Other Back Safety Issues
Factors unrelated to work that can affect back safety, including such things as physical condition and posture, athletic or home-improvement activity, and tension and stress.
Posture - Whether you're standing, sitting, or reclining, posture affects the amount of strain put on your back. The wrong posture increases strain on the back muscles and may bend the spine into positions that will cause trouble. When standing correctly, the spine has a natural "S" curve. The shoulders are back and the "S" curve is directly over the pelvis. Good sitting posture should put your knees slightly higher than your hips. Your hips should be to the rear of the chair with your lower back not overly arched. Also, your shoulders and upper back are not rounded. Reclining posture is important, too. Sleep on your side with knees bent or sleep on your back. Sleeping on your stomach, especially on a sagging mattress with your head on a thick pillow, puts too much strain on the spine. Result: morning backache.
Poor Physical Condition - Your physical condition can lead to back pain. If you are overweight, and especially if you have developed a pot belly, extra strain on your spine results. An estimate is that every extra pound up front puts 10 pounds of strain on your back. When you are out of shape, the chances for chronic back pain are greater. Infrequent exercise is a major factor, too. A sudden strain on generally unused back muscle leads to trouble, particularly when there is a sudden twisting or turning of the back. Proper diet and exercise is the sensible way to help avoid back problems.
Stress - Stress is another factor that may lead to back pain. Tied in with your general physical condition, stress created from work or play can cause muscle spasms that affect the spinal nerve network. Although stress is part of everyone's life, and a certain amount of stress is normal, excessive stress causes backache. The solution is a balanced life style with time to relax.
Repetitive Trauma - People often think back injuries result from lifting heavy or awkward objects. Many back injuries, however, do not come from a single lift, but occur from relatively minor strains over time. Back injuries, as with other cumulative trauma disorders (CTD), may arise from repeated injuries. (But, repetitive, low-grade strains usually do not cause CTDs.) As the worker repeats a particular irritating movement, the minor injuries begin to accumulate and weaken affected muscles or ligaments.
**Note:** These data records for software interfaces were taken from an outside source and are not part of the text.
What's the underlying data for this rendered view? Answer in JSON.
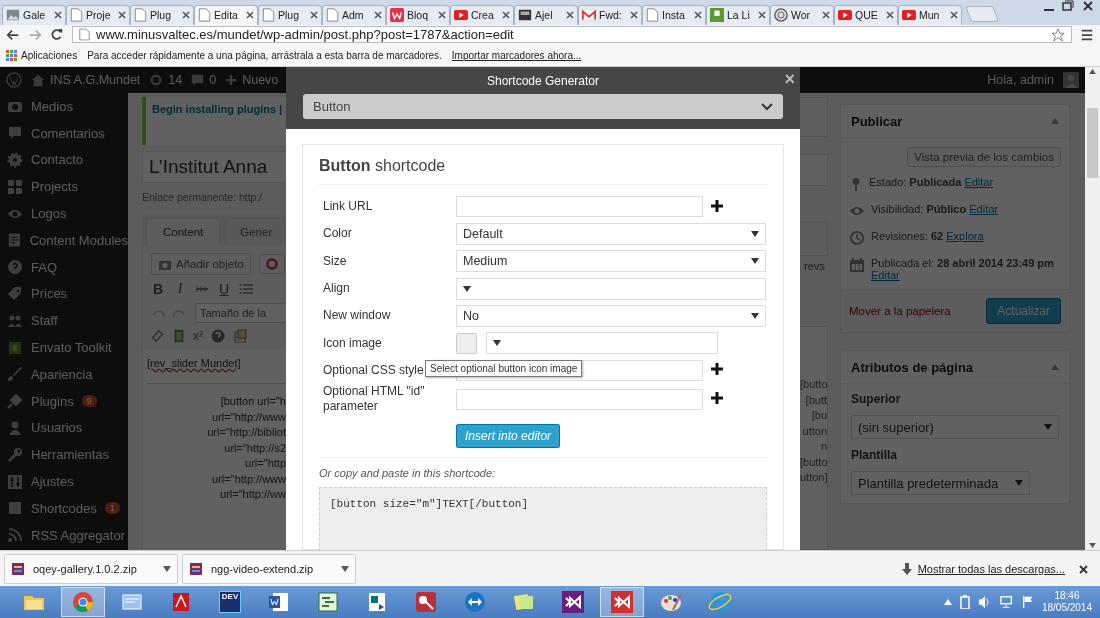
{
  "browser": {
    "tabs": [
      {
        "label": "Gale",
        "kind": "image",
        "selected": false
      },
      {
        "label": "Proje",
        "kind": "page",
        "selected": false
      },
      {
        "label": "Plug",
        "kind": "page",
        "selected": false
      },
      {
        "label": "Edita",
        "kind": "page",
        "selected": true
      },
      {
        "label": "Plug",
        "kind": "page",
        "selected": false
      },
      {
        "label": "Adm",
        "kind": "page",
        "selected": false
      },
      {
        "label": "Bloq",
        "kind": "brand",
        "selected": false
      },
      {
        "label": "Crea",
        "kind": "video",
        "selected": false
      },
      {
        "label": "Ajel",
        "kind": "badge",
        "selected": false
      },
      {
        "label": "Fwd:",
        "kind": "mail",
        "selected": false
      },
      {
        "label": "Insta",
        "kind": "page",
        "selected": false
      },
      {
        "label": "La Li",
        "kind": "green",
        "selected": false
      },
      {
        "label": "Wor",
        "kind": "globe",
        "selected": false
      },
      {
        "label": "QUE",
        "kind": "video",
        "selected": false
      },
      {
        "label": "Mun",
        "kind": "video",
        "selected": false
      }
    ],
    "url": "www.minusvaltec.es/mundet/wp-admin/post.php?post=1787&action=edit",
    "bookmarks": {
      "apps": "Aplicaciones",
      "hint": "Para acceder rápidamente a una página, arrástrala a esta barra de marcadores.",
      "import_link": "Importar marcadores ahora..."
    }
  },
  "admin_bar": {
    "site": "INS A.G.Mundet",
    "updates": "14",
    "comments": "0",
    "new": "Nuevo",
    "greeting": "Hola, admin"
  },
  "sidebar": {
    "items": [
      {
        "label": "Medios",
        "kind": "media"
      },
      {
        "label": "Comentarios",
        "kind": "comments"
      },
      {
        "label": "Contacto",
        "kind": "gear"
      },
      {
        "label": "Projects",
        "kind": "grid"
      },
      {
        "label": "Logos",
        "kind": "eye"
      },
      {
        "label": "Content Modules",
        "kind": "doc"
      },
      {
        "label": "FAQ",
        "kind": "help"
      },
      {
        "label": "Prices",
        "kind": "tag"
      },
      {
        "label": "Staff",
        "kind": "people"
      },
      {
        "label": "Envato Toolkit",
        "kind": "toolkit"
      },
      {
        "label": "Apariencia",
        "kind": "brush"
      },
      {
        "label": "Plugins",
        "kind": "plug",
        "badge": "9"
      },
      {
        "label": "Usuarios",
        "kind": "user"
      },
      {
        "label": "Herramientas",
        "kind": "wrench"
      },
      {
        "label": "Ajustes",
        "kind": "sliders"
      },
      {
        "label": "Shortcodes",
        "kind": "square",
        "badge": "1"
      },
      {
        "label": "RSS Aggregator",
        "kind": "rss"
      }
    ]
  },
  "editor": {
    "notice": "Begin installing plugins |",
    "title": "L’Institut Anna",
    "permalink": "Enlace permanente: http:/",
    "tabs": [
      {
        "label": "Content",
        "selected": true
      },
      {
        "label": "Gener",
        "selected": false
      }
    ],
    "add_media": "Añadir objeto",
    "format_buttons": [
      "B",
      "I",
      "U"
    ],
    "font_size": "Tamaño de la",
    "superscript": "x²",
    "first_line": "[rev_slider Mundet]",
    "lines": [
      "[button url=\"h",
      "url=\"http://www",
      "url=\"http://bibliot",
      "url=\"http://s2",
      "url=\"http",
      "url=\"http://www",
      "url=\"http://ww"
    ],
    "right_label": "revs",
    "right_lines": [
      "[butto",
      "[butt",
      "[bu",
      "utton",
      "n",
      "[butto",
      "utton]"
    ]
  },
  "modal": {
    "title": "Shortcode Generator",
    "close": "×",
    "type": "Button",
    "heading": "**Button** shortcode",
    "fields": [
      {
        "label": "Link URL",
        "kind": "text",
        "add": true
      },
      {
        "label": "Color",
        "kind": "select",
        "value": "Default",
        "add": false
      },
      {
        "label": "Size",
        "kind": "select",
        "value": "Medium",
        "add": false
      },
      {
        "label": "Align",
        "kind": "select",
        "add": false
      },
      {
        "label": "New window",
        "kind": "select",
        "value": "No",
        "add": false
      },
      {
        "label": "Icon image",
        "kind": "icon-select",
        "add": false
      },
      {
        "label": "Optional CSS style",
        "kind": "text",
        "add": true
      },
      {
        "label": "Optional HTML \"id\" parameter",
        "kind": "text",
        "add": true
      }
    ],
    "tooltip": "Select optional button icon image",
    "insert": "Insert into editor",
    "copy_label": "Or copy and paste in this shortcode:",
    "code": "[button size=\"m\"]TEXT[/button]"
  },
  "publish": {
    "title": "Publicar",
    "preview": "Vista previa de los cambios",
    "rows": [
      {
        "kind": "status",
        "text": "Estado: **Publicada**",
        "link": "Editar"
      },
      {
        "kind": "visibility",
        "text": "Visibilidad: **Público**",
        "link": "Editar"
      },
      {
        "kind": "revisions",
        "text": "Revisiones: **62**",
        "link": "Explora"
      },
      {
        "kind": "date",
        "text": "Publicada el: **28 abril 2014 23:49 pm**",
        "link": "Editar"
      }
    ],
    "trash": "Mover a la papelera",
    "update": "Actualizar"
  },
  "page_attributes": {
    "title": "Atributos de página",
    "parent_label": "Superior",
    "parent_value": "(sin superior)",
    "template_label": "Plantilla",
    "template_value": "Plantilla predeterminada"
  },
  "downloads": {
    "items": [
      {
        "name": "oqey-gallery.1.0.2.zip"
      },
      {
        "name": "ngg-video-extend.zip"
      }
    ],
    "show_all": "Mostrar todas las descargas..."
  },
  "taskbar": {
    "apps": [
      {
        "kind": "folder",
        "active": false
      },
      {
        "kind": "chrome",
        "active": true
      },
      {
        "kind": "window",
        "active": false
      },
      {
        "kind": "acrobat",
        "active": false
      },
      {
        "kind": "dev",
        "label": "DEV",
        "active": false
      },
      {
        "kind": "word",
        "active": false
      },
      {
        "kind": "project",
        "active": false
      },
      {
        "kind": "publisher",
        "active": false
      },
      {
        "kind": "access",
        "active": false
      },
      {
        "kind": "teamviewer",
        "active": false
      },
      {
        "kind": "notes",
        "active": false
      },
      {
        "kind": "vs",
        "active": false
      },
      {
        "kind": "vsred",
        "active": true
      },
      {
        "kind": "paint",
        "active": false
      },
      {
        "kind": "ie",
        "active": false
      }
    ],
    "time": "18:46",
    "date": "18/05/2014"
  }
}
Eventually a more serious injury may occur. Thus, a specific weight lifted may actually have little to do with any single injury. Remember to use mechanical aids when appropriate along with good lifting techniques, whenever you do any lifting. You can lift safely when performed with caution.
Back safety awareness is necessary, due to the prevalence and severity of back injuries throughout business and industry. Sprains and strains are the most common causes of lower back pain. Backs can be injured by improper lifting, falling, auto accidents, and sports activities. But of these, lifting improperly is the largest single cause of back pain and injury. Instituting proper lifting techniques and other safety measures can significantly reduce your chance of a back injury incident.
Kyle Mungavin, Assistant Director
Office: Service Building, Room 217